### [PROBLEM STATEMENT]
Every record must be repeated exactly, with no omission.

### [TASK INPUT]
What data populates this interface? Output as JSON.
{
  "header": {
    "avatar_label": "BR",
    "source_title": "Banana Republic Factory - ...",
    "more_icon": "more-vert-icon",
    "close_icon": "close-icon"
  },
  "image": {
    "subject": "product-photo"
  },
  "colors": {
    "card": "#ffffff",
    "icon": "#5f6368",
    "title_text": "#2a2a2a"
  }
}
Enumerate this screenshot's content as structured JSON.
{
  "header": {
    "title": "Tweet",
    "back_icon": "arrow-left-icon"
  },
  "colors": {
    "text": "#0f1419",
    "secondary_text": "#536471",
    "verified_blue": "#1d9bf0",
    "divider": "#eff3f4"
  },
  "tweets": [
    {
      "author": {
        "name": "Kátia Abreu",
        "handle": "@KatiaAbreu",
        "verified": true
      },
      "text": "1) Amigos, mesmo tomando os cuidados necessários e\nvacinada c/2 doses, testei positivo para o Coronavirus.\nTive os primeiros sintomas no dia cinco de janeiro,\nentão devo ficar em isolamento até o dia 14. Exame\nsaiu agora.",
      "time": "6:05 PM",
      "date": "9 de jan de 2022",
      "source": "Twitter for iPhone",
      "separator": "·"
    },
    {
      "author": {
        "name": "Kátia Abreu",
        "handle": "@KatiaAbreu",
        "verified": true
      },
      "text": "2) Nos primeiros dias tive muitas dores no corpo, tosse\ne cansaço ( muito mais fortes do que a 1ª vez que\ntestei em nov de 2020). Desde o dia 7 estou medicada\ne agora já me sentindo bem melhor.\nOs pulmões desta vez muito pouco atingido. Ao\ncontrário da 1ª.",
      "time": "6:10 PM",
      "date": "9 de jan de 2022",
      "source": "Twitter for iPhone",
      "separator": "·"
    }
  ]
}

### [RESPONSE TO THIS TASK]
What data populates this interface? Output as JSON.
{
  "header": {
    "avatar_label": "BR",
    "source_title": "Banana Republic Factory - ...",
    "more_icon": "more-vert-icon",
    "close_icon": "close-icon"
  },
  "image": {
    "subject": "product-photo"
  },
  "colors": {
    "card": "#ffffff",
    "icon": "#5f6368",
    "title_text": "#2a2a2a"
  }
}
Enumerate this screenshot's content as structured JSON.
{
  "header": {
    "title": "Tweet",
    "back_icon": "arrow-left-icon"
  },
  "colors": {
    "text": "#0f1419",
    "secondary_text": "#536471",
    "verified_blue": "#1d9bf0",
    "divider": "#eff3f4"
  },
  "tweets": [
    {
      "author": {
        "name": "Kátia Abreu",
        "handle": "@KatiaAbreu",
        "verified": true
      },
      "text": "1) Amigos, mesmo tomando os cuidados necessários e\nvacinada c/2 doses, testei positivo para o Coronavirus.\nTive os primeiros sintomas no dia cinco de janeiro,\nentão devo ficar em isolamento até o dia 14. Exame\nsaiu agora.",
      "time": "6:05 PM",
      "date": "9 de jan de 2022",
      "source": "Twitter for iPhone",
      "separator": "·"
    },
    {
      "author": {
        "name": "Kátia Abreu",
        "handle": "@KatiaAbreu",
        "verified": true
      },
      "text": "2) Nos primeiros dias tive muitas dores no corpo, tosse\ne cansaço ( muito mais fortes do que a 1ª vez que\ntestei em nov de 2020). Desde o dia 7 estou medicada\ne agora já me sentindo bem melhor.\nOs pulmões desta vez muito pouco atingido. Ao\ncontrário da 1ª.",
      "time": "6:10 PM",
      "date": "9 de jan de 2022",
      "source": "Twitter for iPhone",
      "separator": "·"
    }
  ]
}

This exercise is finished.